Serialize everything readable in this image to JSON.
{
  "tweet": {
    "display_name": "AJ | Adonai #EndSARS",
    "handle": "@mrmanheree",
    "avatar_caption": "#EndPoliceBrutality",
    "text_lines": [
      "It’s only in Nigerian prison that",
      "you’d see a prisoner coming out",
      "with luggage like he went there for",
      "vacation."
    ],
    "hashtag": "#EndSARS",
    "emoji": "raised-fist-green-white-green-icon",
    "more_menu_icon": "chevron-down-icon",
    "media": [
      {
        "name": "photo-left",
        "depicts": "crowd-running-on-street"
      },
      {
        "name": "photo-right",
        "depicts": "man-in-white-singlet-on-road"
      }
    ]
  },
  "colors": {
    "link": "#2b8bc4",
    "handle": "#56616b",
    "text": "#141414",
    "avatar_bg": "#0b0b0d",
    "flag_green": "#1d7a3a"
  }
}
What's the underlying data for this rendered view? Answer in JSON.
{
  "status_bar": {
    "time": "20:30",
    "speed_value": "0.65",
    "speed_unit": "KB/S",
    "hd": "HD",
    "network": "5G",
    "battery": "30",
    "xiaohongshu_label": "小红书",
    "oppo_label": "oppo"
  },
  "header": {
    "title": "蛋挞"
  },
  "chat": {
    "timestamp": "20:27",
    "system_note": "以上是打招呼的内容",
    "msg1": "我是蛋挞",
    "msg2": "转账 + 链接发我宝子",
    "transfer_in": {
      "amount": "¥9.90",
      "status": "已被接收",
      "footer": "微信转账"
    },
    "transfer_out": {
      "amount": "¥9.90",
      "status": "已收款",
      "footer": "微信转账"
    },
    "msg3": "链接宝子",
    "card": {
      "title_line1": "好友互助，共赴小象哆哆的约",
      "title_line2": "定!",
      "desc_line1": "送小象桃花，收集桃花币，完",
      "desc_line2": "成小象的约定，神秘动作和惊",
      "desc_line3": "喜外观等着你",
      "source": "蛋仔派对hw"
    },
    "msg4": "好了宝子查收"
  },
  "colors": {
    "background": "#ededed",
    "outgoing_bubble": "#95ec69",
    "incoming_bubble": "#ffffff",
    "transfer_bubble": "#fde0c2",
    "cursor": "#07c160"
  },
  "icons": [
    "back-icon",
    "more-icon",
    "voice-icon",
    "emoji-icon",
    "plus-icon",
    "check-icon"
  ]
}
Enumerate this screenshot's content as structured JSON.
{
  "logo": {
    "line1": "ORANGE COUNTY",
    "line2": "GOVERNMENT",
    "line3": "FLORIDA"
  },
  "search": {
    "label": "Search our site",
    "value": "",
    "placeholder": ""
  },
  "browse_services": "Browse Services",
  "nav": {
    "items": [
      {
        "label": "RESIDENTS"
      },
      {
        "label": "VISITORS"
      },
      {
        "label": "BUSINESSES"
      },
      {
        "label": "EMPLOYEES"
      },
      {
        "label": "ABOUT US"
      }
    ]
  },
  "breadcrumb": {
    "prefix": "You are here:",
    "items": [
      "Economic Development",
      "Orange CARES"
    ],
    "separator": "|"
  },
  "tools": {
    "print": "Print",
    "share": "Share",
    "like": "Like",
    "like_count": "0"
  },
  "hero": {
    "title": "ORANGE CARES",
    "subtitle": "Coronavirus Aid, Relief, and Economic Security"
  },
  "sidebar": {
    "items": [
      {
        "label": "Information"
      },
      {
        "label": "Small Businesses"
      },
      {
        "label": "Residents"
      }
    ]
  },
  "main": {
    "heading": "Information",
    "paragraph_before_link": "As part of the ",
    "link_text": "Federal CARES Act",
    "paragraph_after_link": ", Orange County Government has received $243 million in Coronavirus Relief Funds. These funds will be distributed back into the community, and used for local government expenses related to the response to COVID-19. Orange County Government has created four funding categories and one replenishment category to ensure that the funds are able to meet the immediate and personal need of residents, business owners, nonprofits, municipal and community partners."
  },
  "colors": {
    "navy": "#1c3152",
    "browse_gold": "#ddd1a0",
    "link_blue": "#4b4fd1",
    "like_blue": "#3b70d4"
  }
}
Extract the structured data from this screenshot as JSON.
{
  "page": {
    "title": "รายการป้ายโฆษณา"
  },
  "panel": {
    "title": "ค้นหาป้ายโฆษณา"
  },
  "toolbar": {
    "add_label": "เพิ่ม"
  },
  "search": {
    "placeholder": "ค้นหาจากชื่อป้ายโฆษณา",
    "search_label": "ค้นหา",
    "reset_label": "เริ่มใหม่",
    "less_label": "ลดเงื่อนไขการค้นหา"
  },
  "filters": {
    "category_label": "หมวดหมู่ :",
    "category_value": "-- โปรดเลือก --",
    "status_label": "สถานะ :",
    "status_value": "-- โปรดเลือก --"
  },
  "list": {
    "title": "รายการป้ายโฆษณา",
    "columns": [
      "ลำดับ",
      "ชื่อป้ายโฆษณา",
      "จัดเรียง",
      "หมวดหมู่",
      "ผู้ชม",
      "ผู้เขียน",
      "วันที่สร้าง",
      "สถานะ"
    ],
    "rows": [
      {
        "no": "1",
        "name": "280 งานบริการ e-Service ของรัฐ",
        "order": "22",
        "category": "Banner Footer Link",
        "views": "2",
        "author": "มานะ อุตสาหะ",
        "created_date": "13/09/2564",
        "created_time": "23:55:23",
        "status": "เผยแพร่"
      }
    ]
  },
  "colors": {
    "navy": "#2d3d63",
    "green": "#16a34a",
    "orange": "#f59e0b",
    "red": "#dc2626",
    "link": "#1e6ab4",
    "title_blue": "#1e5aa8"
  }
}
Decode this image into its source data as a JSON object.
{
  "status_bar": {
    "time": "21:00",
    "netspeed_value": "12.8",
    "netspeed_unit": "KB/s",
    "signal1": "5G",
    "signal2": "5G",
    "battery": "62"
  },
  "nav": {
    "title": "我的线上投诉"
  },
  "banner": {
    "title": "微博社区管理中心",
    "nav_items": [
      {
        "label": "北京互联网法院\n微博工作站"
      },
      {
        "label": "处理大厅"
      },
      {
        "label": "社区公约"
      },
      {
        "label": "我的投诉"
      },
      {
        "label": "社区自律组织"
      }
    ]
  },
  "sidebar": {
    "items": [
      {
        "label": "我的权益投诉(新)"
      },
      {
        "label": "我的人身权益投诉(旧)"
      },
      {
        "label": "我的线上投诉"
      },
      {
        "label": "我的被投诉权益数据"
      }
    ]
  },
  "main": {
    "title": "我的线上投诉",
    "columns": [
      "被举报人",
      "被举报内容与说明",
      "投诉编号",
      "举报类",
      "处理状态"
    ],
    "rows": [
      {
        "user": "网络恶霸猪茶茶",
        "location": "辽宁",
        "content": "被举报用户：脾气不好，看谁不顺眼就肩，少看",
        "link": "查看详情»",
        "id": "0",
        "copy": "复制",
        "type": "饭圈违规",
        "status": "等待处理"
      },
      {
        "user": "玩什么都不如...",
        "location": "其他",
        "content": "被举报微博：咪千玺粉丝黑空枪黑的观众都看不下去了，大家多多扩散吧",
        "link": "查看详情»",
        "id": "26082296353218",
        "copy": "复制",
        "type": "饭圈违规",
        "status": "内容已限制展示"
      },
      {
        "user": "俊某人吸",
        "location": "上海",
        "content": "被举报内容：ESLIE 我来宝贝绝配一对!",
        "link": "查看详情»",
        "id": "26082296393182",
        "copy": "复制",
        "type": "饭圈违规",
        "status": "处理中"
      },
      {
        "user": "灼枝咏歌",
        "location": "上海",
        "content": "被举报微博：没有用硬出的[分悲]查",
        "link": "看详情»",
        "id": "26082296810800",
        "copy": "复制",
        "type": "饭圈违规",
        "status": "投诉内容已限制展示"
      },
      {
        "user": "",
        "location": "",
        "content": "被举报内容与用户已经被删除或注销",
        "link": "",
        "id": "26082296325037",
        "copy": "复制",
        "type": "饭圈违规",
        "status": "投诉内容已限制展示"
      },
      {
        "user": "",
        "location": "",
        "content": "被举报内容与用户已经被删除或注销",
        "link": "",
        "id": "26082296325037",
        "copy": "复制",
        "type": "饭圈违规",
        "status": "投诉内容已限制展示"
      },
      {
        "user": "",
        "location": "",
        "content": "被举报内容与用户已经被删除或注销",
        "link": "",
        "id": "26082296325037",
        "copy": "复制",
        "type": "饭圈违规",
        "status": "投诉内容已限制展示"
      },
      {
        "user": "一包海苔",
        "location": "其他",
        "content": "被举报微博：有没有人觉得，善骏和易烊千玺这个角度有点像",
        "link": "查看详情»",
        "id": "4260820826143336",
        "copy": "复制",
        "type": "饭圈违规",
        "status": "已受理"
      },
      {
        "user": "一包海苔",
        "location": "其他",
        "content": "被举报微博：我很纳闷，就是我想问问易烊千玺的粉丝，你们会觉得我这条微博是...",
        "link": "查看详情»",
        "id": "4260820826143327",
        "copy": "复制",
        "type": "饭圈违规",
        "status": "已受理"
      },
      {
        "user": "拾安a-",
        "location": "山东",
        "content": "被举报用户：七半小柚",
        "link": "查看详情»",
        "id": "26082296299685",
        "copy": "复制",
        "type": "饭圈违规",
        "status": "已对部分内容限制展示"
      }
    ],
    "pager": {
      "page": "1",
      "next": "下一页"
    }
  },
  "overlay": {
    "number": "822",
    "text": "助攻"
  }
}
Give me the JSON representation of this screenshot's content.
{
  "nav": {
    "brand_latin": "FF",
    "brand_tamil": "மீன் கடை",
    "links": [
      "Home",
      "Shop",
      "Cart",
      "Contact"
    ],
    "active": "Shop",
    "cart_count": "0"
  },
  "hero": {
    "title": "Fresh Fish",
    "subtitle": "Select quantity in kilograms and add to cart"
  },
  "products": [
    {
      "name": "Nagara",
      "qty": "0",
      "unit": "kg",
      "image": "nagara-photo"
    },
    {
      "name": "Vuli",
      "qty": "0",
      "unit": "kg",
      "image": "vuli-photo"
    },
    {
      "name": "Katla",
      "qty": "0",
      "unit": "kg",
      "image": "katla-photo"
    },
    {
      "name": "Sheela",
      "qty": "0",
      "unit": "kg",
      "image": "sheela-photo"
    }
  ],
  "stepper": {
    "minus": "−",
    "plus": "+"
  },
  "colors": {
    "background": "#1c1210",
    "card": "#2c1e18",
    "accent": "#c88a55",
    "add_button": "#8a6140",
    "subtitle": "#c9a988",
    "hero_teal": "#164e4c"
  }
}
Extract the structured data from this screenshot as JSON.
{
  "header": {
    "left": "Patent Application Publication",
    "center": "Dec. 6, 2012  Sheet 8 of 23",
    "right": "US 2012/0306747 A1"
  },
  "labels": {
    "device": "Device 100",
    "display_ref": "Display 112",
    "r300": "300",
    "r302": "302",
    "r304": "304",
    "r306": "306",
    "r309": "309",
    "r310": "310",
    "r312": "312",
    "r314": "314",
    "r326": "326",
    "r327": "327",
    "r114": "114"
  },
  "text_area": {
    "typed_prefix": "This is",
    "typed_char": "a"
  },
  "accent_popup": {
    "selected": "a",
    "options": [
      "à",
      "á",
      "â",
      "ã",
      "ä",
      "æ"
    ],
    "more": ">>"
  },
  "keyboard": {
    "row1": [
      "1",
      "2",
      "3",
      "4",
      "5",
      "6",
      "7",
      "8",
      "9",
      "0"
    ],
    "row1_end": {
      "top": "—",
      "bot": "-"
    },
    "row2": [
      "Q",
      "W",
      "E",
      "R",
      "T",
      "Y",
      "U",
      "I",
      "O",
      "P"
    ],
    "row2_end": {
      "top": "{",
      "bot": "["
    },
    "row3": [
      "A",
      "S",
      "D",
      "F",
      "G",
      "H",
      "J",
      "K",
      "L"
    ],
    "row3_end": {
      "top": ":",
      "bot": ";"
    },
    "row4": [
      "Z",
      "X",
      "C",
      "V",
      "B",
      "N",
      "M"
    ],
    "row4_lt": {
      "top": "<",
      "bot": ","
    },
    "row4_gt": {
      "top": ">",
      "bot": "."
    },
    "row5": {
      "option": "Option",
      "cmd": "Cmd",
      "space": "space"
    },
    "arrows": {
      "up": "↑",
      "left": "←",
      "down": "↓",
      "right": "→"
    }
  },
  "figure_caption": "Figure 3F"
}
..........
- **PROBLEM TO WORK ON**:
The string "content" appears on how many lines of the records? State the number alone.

- **PROBLEM SOLUTION**:
12